Network Location Awareness : In today's world of wireless access and mobile devices, application developers can no longer assume that the network is always present or that there is only a single path to a resource. Even though TCP has complex algorithms to ensure guaranteed delivery, it cannot overcome the transient nature of the mobile user's network environment. Both wireless networking and grab-and-go docking mean network connections and external hard disks can become disconnected without warning.
In Windows Vista, applications can now do a better job tailoring the user experience to the connected status of the system by having a better understanding of the connected state made through querying the new Network Location API 2 (NLA2). NLA2 provides a single place where an application can get all the network parameters for a computer and can inform the application of changes to the parameters and network context information.

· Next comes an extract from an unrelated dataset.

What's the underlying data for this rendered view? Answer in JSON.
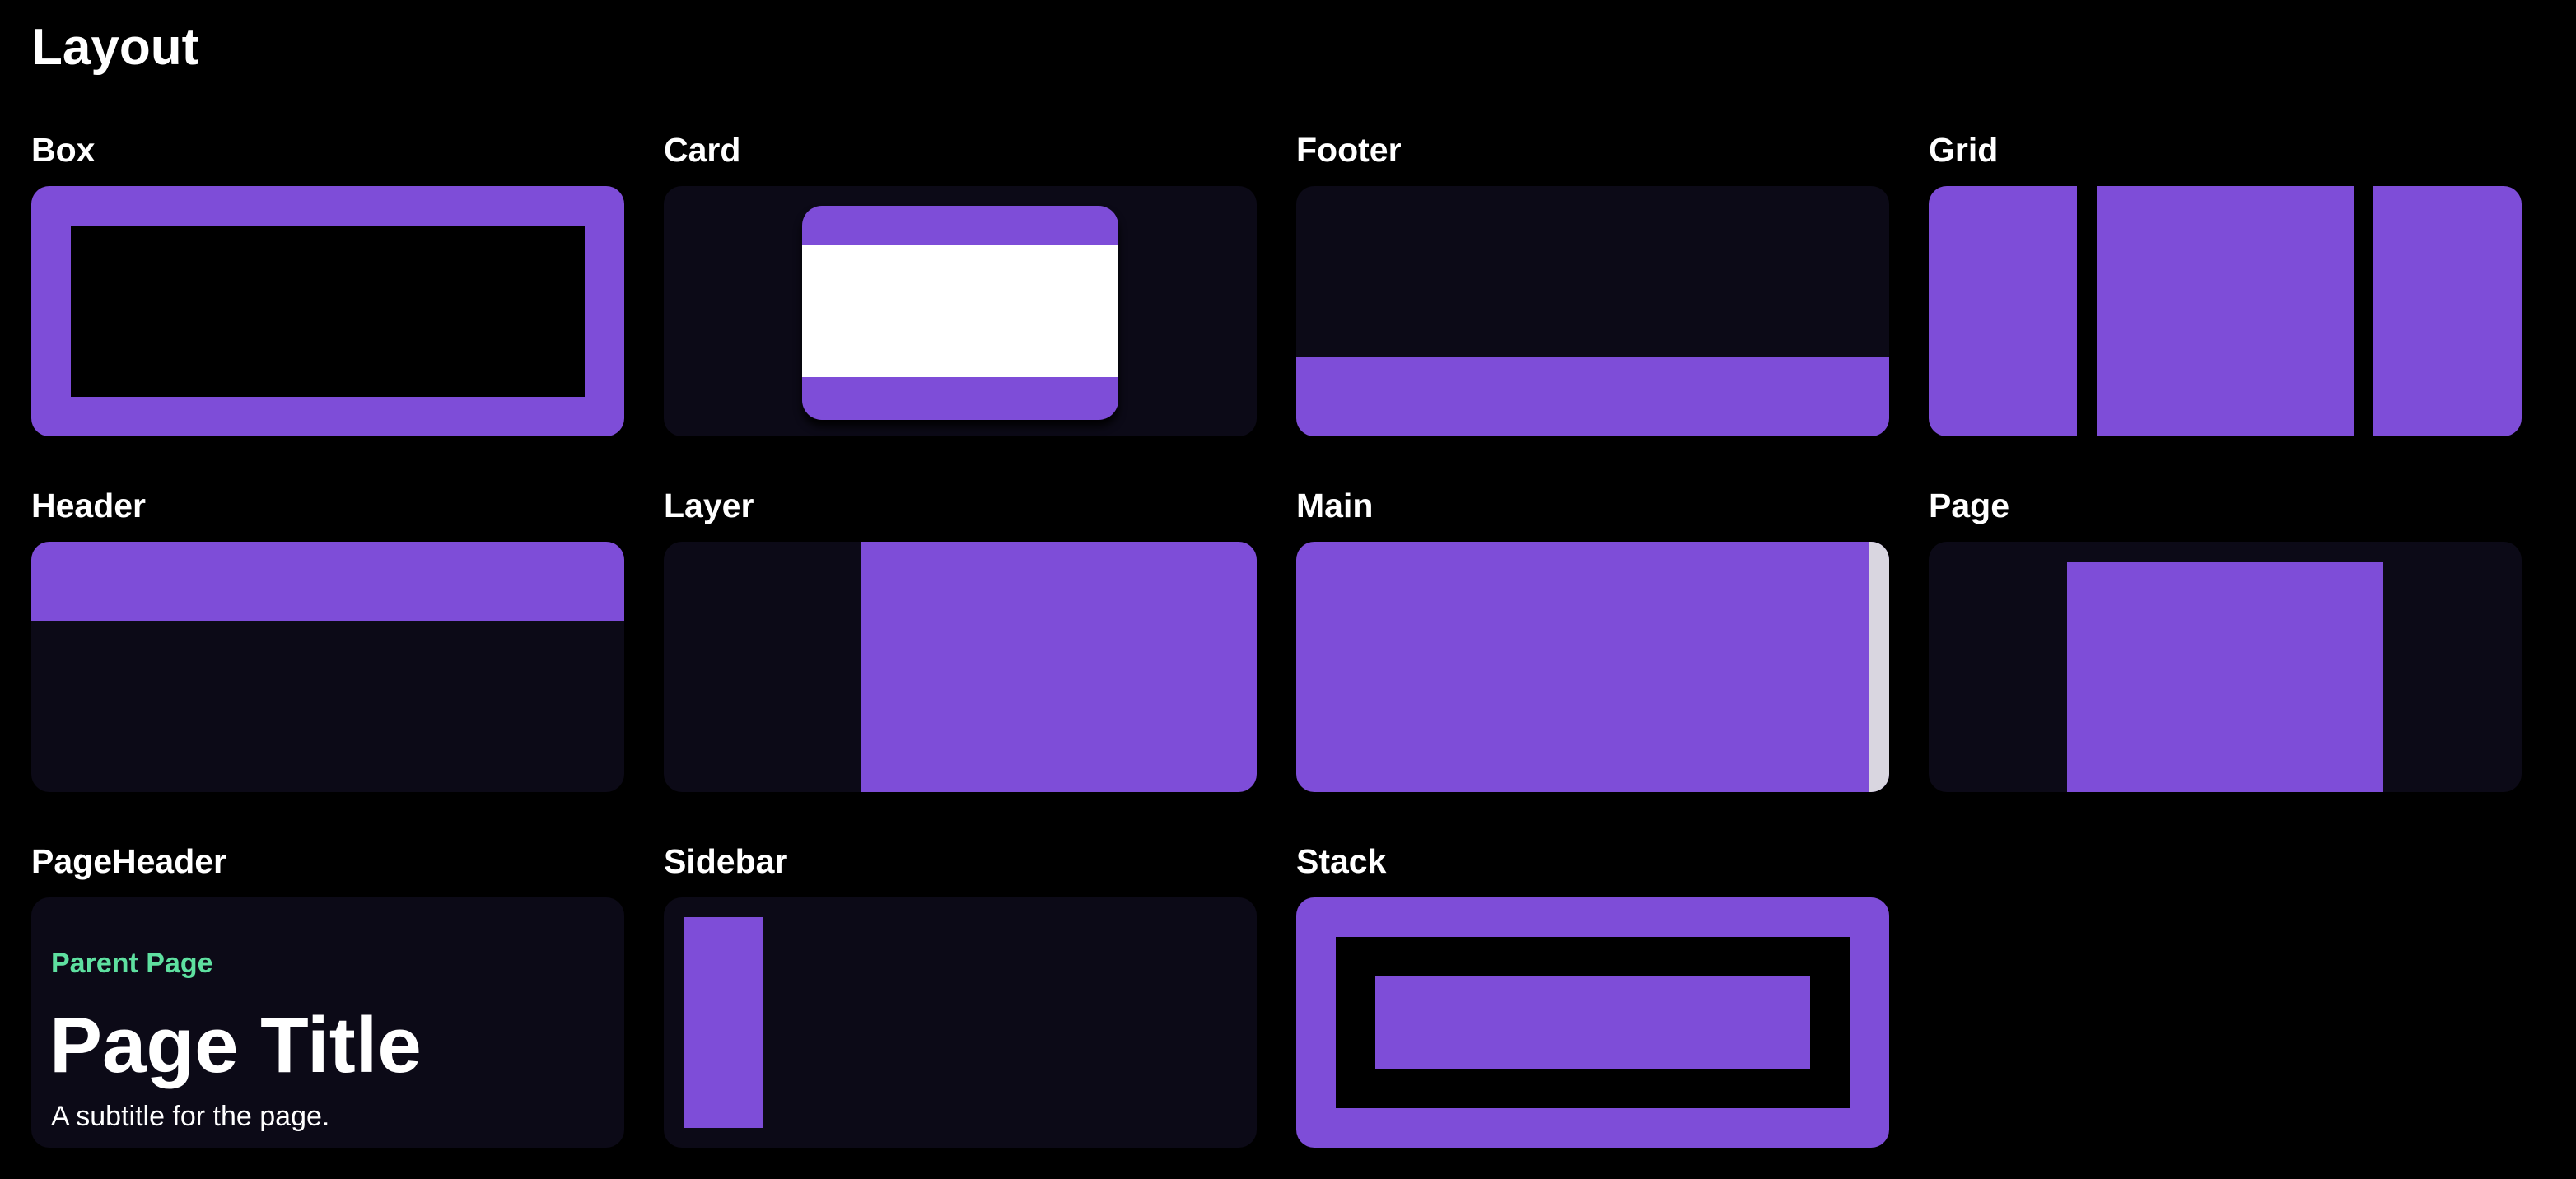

Synchronization Manager : The Synchronization Manager provides a centralized, standard technology for synchronizing files for offline use on a mobile computer or a computer connected to a local area network (LAN). Together with the connectivity functions, notifications (System Event Notification Service), and client-side caching, the Synchronization Manager provides an infrastructure to support mobile computing. Instead of each application implementing its own technology to cache and synchronize network resources for local use, the operating system provides an integrated model that all applications can use. Files are synchronized independent of the protocol. For example, an e-mail program can transfer its messages using Simple Mail Transfer Protocol (SMTP), Network News Transfer Protocol (NNTP), or Post Office Protocol 3 (POP3), while a browser can use HTTP and a database can use Remote Procedure Call (RPC). Developers can use the common interface to the Synchronization Manager in their applications to synchronize files between the user's local computer and network storage.
SyncMgr also includes a programming interface so that applications can register to use synchronization features, can process errors, and can receive progress information and notifications during the synchronization process.
In Windows Vista, a new common and consistent user interface (UI) manages synchronization with other devices and data sources. Developers can plug-in to this UI (instead of creating unique custom solutions) to provide a consistent user experience for synchronizing with their devices. There are additional APIs that extend the context menus in the Synchronization Manager.
Tablet PC : Windows Vista includes many advances for Tablet PC developers. Chief among these are Ink Analysis and integration with the Windows Presentation Foundation, formerly code name "Avalon". Probably the biggest advance, however, is the ubiquity of Tablet PC features. To date, developers have had a difficult time with the Tablet PC technology redistribution problem. With Windows Vista, however, Tablet PC technologies are ubiquitous across all Windows Vista editions.Ink Analysis: the Unified Recognition API : To date, programmatically interpreting ink using the Tablet Platform Software Development Kit (SDK) was accomplished using two separate APIs:
- Ink Divider. Enabled the developer to differentiate writing strokes from drawing strokes and identify basic grammatical grouping of the strokes (paragraphs, lines, and words).
- RecognizerContext. Allowed the developer to convert ink strokes to text.
To simplify the developer experience, Windows Vista fuses the APIs into a single new API called Ink Analysis.
Windows Presentation Foundation Integration : Digital ink collection and rendering, features traditionally available only on the Tablet PC, have been incorporated into Windows Presentation Foundation as first-class members of the framework. No separate runtime is required to support basic ink functionality in your applications.